We can’t ask them, but we can make an argument that is – while not ironclad – decent conversation fodder for your next dinner party.  In biology, there’s a general phenomenon called “convergent evolution.”  The idea is simple, namely that Darwinian evolution will frequently lead to similar solutions for similar environmental challenges. One example is the development of eyes.  Most multicellular organisms have evolved some form of vision because Earth is flooded with sunlight, and having an eye or two might help you to both catch dinner and avoid becoming dinner yourself.  Similarly, the ability to hear can be a life saver for organisms that live in cluttered environments (e.g., forests) where sight lines are short. You might hear danger before you see it.

For humans, being sensitive to sound has permitted language, which is perhaps hearing’s greatest app.   Indeed, language is so useful for disseminating information that we can assert its existence among the cosmos’ brainier beings.  Convergent evolution makes the case.

But music? Sure, it may soothe the savage breast, whatever that means.  But how does music help us survive?  Or more relevantly, how did it help our Paleolithic predecessors survive?

Asked another way, what good is music?  Biology is generally parsimonious, and traits that aren’t helpful aren’t kept. 

While the jury’s still out on this, there seem to be three general suggestions to explain our tuneful natures. The first is that, frankly, music is a superfluous artifact of other abilities, such as understanding speech. Because we have sophisticated systems to hear and interpret verbal communication, we also like certain rhythms and tonal sequences.  Harvard psychologist Steven Pinker wrote that music is “auditory cheesecake” – a pleasurable artifact.  You enjoy music because you can.

A second idea is that music arose because it was a social glue that helped our ancestors bond with one another and with a group.  Song-and-dance displays are useful for keeping kith and kin together, and perhaps intimidating others.  You like music because if your predecessors didn’t, they would have been obliterated by another tribe that was more cohesive.

A third idea is derivative from the ideas of Geoffrey Miller, an evolutionary psychologist at the University of New Mexico who argues that music’s utility is to signal “fitness” to potential mates.  If a male has musical talents, that’s a useful mechanism for giving females insight into your genome.  To play an instrument, to sing, or even tell a joke demands complex neurological performance.  Evolution has tuned females to read such displays as indicating genomic health, and a favorable prospect for any eventual offspring. (As an aside, this theory has the ancillary benefit of providing a provocative explanation for why 25,000 teenage women stormed a theater in Times Square when Frank Sinatra appeared there in 1944.)

If any of the above theories is correct, it implies that our ability and affinity for music is nature, not nurture.  This has been demonstrated by testing infants.  They seem to like fifths and fourths, rather than wolf tones.

So, invoking convergent evolution, and noting that – as in the case of Homo sapiens – intelligent extraterrestrials are likely to be social animals, it seems as if music is very likely to be in their repertoire, as it were. 

Consequently, the effort of scratching 90 minutes of music onto the Voyager golden record – hurled into the depths of space in the 1970s – might be more than self-indulgence.
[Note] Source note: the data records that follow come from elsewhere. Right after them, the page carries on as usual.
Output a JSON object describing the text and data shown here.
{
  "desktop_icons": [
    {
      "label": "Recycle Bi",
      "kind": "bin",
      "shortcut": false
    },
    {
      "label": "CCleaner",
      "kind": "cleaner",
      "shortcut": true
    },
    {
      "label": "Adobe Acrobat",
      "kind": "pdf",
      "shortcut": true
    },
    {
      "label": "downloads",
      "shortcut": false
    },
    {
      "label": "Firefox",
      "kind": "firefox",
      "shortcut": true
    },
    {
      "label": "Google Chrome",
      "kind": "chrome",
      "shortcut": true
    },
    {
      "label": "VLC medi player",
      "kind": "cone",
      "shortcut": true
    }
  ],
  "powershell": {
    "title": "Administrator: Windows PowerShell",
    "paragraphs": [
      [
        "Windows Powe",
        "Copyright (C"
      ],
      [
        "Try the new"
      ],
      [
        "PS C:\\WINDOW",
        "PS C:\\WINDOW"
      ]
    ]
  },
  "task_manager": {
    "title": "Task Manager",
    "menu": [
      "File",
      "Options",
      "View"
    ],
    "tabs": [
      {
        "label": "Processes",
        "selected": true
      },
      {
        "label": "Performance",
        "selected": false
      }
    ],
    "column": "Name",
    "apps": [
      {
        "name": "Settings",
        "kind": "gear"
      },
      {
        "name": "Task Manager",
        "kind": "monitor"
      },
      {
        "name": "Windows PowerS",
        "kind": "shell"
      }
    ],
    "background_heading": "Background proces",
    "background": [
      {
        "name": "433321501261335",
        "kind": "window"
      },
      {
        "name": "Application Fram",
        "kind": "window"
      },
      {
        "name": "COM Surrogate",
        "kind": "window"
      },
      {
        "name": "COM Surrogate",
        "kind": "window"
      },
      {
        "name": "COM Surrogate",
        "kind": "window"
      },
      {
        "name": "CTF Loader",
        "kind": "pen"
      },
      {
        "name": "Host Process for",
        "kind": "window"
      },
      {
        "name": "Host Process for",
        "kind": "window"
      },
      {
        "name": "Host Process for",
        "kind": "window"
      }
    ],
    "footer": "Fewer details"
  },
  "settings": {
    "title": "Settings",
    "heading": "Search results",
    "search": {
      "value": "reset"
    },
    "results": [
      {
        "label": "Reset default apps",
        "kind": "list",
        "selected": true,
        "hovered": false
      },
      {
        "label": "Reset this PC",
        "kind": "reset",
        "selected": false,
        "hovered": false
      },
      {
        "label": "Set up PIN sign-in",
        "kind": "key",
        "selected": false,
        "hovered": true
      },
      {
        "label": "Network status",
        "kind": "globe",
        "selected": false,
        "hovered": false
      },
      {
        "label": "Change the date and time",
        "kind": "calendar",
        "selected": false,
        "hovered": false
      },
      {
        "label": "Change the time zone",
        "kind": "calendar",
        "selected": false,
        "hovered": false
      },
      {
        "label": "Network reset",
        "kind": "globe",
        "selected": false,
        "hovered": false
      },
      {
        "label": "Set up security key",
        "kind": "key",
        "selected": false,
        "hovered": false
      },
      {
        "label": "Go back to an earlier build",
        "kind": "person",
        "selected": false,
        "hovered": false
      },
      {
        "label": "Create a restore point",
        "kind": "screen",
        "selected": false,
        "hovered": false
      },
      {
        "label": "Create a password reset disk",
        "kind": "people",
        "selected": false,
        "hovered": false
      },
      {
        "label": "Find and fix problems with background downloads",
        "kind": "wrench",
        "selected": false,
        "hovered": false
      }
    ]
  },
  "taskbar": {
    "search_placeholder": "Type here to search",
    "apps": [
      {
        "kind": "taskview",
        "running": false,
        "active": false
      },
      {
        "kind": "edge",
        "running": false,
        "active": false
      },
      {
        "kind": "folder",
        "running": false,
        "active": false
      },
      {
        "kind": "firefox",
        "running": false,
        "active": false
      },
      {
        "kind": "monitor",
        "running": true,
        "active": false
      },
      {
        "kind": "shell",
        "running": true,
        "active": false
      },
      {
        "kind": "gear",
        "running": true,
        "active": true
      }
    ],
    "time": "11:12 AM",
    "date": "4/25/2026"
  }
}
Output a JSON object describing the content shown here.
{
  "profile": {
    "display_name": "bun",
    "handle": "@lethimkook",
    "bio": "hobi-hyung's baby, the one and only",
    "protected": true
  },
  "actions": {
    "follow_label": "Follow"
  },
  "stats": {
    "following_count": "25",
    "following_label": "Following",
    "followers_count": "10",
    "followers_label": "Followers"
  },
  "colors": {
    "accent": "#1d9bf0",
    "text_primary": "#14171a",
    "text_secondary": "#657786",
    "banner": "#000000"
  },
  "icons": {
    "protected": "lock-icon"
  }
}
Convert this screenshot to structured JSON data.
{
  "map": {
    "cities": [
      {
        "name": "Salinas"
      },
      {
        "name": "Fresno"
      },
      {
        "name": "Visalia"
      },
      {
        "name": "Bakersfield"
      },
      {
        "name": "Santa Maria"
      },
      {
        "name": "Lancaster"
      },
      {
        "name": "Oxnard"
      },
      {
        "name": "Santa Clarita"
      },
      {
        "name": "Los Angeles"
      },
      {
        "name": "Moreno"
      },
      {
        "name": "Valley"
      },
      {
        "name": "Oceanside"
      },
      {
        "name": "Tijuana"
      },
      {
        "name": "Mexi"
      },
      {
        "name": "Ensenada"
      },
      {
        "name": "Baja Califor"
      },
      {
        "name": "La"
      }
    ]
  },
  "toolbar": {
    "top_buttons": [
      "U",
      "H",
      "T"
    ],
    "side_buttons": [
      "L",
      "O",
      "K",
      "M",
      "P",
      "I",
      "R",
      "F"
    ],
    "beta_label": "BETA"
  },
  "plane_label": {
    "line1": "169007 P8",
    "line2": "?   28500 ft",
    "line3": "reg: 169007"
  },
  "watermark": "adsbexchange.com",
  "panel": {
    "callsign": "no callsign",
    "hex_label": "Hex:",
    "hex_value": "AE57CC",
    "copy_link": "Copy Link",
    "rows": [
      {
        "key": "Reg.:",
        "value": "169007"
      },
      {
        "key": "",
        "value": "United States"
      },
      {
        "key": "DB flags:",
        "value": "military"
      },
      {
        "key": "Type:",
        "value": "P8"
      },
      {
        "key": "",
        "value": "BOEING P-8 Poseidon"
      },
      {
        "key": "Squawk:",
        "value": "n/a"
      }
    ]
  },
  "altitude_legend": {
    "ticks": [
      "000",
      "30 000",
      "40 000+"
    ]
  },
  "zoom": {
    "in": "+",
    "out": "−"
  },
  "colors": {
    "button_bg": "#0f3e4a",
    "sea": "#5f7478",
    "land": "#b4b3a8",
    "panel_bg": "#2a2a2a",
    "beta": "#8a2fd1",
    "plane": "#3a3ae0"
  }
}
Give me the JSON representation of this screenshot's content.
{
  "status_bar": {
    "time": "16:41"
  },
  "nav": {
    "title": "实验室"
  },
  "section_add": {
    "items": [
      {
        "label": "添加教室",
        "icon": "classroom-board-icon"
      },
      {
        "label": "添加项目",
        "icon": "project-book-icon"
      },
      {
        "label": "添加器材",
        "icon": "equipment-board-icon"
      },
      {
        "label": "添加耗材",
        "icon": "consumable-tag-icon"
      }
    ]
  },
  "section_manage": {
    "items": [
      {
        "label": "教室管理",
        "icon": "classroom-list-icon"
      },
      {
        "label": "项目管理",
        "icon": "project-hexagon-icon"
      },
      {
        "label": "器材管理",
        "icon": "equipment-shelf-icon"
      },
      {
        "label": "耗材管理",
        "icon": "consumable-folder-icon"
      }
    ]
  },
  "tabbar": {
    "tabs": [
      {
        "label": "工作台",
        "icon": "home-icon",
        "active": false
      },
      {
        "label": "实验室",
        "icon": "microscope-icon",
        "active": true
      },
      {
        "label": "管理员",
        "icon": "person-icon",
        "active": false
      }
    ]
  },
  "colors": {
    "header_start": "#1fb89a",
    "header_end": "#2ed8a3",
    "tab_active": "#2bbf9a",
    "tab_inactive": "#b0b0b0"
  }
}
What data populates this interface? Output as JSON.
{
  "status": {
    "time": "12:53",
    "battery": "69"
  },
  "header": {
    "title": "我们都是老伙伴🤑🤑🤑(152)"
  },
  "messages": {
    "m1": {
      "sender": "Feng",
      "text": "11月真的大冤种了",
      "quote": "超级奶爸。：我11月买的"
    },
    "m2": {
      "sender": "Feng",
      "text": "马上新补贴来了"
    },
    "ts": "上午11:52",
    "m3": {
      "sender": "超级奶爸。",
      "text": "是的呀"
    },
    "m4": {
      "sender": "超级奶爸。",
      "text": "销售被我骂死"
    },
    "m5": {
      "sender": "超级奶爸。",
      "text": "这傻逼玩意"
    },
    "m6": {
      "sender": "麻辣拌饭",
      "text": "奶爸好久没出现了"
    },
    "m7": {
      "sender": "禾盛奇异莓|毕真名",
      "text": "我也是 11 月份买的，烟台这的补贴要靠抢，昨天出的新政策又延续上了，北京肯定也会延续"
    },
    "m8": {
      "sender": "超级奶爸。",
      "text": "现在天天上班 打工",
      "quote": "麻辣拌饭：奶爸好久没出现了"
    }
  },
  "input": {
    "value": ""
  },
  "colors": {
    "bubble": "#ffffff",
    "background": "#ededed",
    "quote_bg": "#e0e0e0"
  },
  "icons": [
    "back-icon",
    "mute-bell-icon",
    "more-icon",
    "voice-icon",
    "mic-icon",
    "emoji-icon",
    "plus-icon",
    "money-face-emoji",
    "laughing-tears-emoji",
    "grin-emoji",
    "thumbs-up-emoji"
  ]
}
The aliens just might like it.

Coming soon on this blog . . .

A playlist of musical selections that aliens might enjoy